[INSTRUCTIONS TO FOLLOW]: What you should write out is every line from the one containing "Extract the structured" to the end of the data, exactly and with nothing else.

Component data from apps and pages
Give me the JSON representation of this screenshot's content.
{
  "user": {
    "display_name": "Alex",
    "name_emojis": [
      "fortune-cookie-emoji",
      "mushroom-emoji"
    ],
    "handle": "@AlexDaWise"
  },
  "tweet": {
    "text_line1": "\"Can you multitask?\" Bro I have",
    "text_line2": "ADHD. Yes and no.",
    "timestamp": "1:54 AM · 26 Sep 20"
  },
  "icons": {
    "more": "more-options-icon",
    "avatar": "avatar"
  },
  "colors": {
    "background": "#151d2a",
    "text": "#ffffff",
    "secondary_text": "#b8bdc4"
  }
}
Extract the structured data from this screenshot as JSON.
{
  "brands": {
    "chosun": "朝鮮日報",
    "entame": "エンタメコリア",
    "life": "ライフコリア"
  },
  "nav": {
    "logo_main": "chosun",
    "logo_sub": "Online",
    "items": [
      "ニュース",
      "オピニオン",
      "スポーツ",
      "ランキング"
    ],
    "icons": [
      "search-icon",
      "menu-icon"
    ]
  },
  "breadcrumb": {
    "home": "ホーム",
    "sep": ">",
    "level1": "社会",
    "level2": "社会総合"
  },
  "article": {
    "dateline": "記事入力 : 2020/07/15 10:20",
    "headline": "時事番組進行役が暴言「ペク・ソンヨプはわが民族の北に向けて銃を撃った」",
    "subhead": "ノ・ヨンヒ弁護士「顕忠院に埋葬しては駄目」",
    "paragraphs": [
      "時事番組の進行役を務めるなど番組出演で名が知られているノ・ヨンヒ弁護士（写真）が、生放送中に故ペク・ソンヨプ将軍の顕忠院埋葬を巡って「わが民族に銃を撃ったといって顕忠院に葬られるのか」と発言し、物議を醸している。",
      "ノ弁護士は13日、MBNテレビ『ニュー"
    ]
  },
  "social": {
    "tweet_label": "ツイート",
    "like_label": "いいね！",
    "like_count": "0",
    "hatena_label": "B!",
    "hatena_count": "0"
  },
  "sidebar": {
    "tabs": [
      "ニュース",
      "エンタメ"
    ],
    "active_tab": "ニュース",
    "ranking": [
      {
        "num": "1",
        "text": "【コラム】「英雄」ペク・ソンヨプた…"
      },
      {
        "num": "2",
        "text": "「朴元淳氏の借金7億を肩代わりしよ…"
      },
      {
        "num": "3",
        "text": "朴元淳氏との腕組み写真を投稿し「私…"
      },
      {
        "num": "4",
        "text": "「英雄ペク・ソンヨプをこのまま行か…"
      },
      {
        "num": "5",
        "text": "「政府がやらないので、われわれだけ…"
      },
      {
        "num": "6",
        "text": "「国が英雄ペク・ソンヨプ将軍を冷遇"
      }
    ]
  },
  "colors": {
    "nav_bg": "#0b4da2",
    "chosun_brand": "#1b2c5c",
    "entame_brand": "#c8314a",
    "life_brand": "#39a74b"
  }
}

[WRITTEN SOLUTION]:
Extract the structured data from this screenshot as JSON.
{
  "brands": {
    "chosun": "朝鮮日報",
    "entame": "エンタメコリア",
    "life": "ライフコリア"
  },
  "nav": {
    "logo_main": "chosun",
    "logo_sub": "Online",
    "items": [
      "ニュース",
      "オピニオン",
      "スポーツ",
      "ランキング"
    ],
    "icons": [
      "search-icon",
      "menu-icon"
    ]
  },
  "breadcrumb": {
    "home": "ホーム",
    "sep": ">",
    "level1": "社会",
    "level2": "社会総合"
  },
  "article": {
    "dateline": "記事入力 : 2020/07/15 10:20",
    "headline": "時事番組進行役が暴言「ペク・ソンヨプはわが民族の北に向けて銃を撃った」",
    "subhead": "ノ・ヨンヒ弁護士「顕忠院に埋葬しては駄目」",
    "paragraphs": [
      "時事番組の進行役を務めるなど番組出演で名が知られているノ・ヨンヒ弁護士（写真）が、生放送中に故ペク・ソンヨプ将軍の顕忠院埋葬を巡って「わが民族に銃を撃ったといって顕忠院に葬られるのか」と発言し、物議を醸している。",
      "ノ弁護士は13日、MBNテレビ『ニュー"
    ]
  },
  "social": {
    "tweet_label": "ツイート",
    "like_label": "いいね！",
    "like_count": "0",
    "hatena_label": "B!",
    "hatena_count": "0"
  },
  "sidebar": {
    "tabs": [
      "ニュース",
      "エンタメ"
    ],
    "active_tab": "ニュース",
    "ranking": [
      {
        "num": "1",
        "text": "【コラム】「英雄」ペク・ソンヨプた…"
      },
      {
        "num": "2",
        "text": "「朴元淳氏の借金7億を肩代わりしよ…"
      },
      {
        "num": "3",
        "text": "朴元淳氏との腕組み写真を投稿し「私…"
      },
      {
        "num": "4",
        "text": "「英雄ペク・ソンヨプをこのまま行か…"
      },
      {
        "num": "5",
        "text": "「政府がやらないので、われわれだけ…"
      },
      {
        "num": "6",
        "text": "「国が英雄ペク・ソンヨプ将軍を冷遇"
      }
    ]
  },
  "colors": {
    "nav_bg": "#0b4da2",
    "chosun_brand": "#1b2c5c",
    "entame_brand": "#c8314a",
    "life_brand": "#39a74b"
  }
}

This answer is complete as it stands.